→ **Directions**:
Your output is to consist only of the line containing "Output a JSON" and the lines after it, through the end of the data, reproduced exactly.

→ **Input for this task**:
• • • •

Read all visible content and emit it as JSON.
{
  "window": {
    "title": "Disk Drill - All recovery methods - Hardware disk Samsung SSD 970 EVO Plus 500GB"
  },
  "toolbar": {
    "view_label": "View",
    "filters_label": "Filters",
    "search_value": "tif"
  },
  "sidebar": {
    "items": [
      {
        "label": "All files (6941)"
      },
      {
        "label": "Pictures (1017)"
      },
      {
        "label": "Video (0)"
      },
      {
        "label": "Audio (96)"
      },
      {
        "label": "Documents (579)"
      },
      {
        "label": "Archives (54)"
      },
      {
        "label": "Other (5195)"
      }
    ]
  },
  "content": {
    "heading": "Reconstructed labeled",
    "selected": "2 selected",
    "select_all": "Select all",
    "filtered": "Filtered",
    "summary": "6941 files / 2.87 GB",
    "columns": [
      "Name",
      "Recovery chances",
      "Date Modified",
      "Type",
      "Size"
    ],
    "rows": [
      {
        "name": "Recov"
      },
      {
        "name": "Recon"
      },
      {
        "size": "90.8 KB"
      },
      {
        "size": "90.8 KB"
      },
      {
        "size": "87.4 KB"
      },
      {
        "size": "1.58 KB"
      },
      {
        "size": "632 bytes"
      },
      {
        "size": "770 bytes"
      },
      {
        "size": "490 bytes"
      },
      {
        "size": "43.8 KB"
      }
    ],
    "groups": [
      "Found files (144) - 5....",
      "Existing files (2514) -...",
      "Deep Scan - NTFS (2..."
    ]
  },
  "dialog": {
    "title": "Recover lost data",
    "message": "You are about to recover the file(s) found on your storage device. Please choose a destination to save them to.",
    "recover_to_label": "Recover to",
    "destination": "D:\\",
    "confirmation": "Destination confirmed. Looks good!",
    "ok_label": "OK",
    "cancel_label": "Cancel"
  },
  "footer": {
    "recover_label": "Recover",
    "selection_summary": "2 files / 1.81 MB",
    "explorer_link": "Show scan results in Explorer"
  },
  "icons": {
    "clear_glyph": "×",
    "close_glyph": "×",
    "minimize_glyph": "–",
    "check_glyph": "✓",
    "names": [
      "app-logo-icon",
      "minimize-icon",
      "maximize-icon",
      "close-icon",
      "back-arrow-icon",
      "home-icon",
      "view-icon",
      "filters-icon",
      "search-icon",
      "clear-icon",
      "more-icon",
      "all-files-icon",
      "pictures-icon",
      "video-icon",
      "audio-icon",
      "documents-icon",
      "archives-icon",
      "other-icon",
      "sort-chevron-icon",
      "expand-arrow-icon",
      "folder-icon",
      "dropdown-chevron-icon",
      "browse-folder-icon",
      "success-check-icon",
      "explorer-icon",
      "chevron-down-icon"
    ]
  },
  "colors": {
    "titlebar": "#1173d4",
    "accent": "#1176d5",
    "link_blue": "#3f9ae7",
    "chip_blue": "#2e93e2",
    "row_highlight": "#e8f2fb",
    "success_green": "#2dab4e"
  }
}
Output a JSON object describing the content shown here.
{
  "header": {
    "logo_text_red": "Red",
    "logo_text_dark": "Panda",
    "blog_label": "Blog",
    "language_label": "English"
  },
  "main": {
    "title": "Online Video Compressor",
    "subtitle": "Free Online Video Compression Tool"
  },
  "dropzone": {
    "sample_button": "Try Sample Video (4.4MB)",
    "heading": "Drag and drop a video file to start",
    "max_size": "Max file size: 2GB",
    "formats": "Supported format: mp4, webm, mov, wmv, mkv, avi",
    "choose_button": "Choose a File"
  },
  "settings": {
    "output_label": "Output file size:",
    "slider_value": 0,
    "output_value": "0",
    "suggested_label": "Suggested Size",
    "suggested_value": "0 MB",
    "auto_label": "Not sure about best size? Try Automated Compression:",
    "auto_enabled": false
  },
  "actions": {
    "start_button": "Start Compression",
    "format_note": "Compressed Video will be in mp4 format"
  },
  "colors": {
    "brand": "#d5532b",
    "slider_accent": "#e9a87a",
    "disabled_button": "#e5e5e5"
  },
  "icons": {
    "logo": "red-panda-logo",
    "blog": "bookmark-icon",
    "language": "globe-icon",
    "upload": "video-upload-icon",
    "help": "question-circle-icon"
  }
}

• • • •

→ **Solved exercise**:
Output a JSON object describing the content shown here.
{
  "header": {
    "logo_text_red": "Red",
    "logo_text_dark": "Panda",
    "blog_label": "Blog",
    "language_label": "English"
  },
  "main": {
    "title": "Online Video Compressor",
    "subtitle": "Free Online Video Compression Tool"
  },
  "dropzone": {
    "sample_button": "Try Sample Video (4.4MB)",
    "heading": "Drag and drop a video file to start",
    "max_size": "Max file size: 2GB",
    "formats": "Supported format: mp4, webm, mov, wmv, mkv, avi",
    "choose_button": "Choose a File"
  },
  "settings": {
    "output_label": "Output file size:",
    "slider_value": 0,
    "output_value": "0",
    "suggested_label": "Suggested Size",
    "suggested_value": "0 MB",
    "auto_label": "Not sure about best size? Try Automated Compression:",
    "auto_enabled": false
  },
  "actions": {
    "start_button": "Start Compression",
    "format_note": "Compressed Video will be in mp4 format"
  },
  "colors": {
    "brand": "#d5532b",
    "slider_accent": "#e9a87a",
    "disabled_button": "#e5e5e5"
  },
  "icons": {
    "logo": "red-panda-logo",
    "blog": "bookmark-icon",
    "language": "globe-icon",
    "upload": "video-upload-icon",
    "help": "question-circle-icon"
  }
}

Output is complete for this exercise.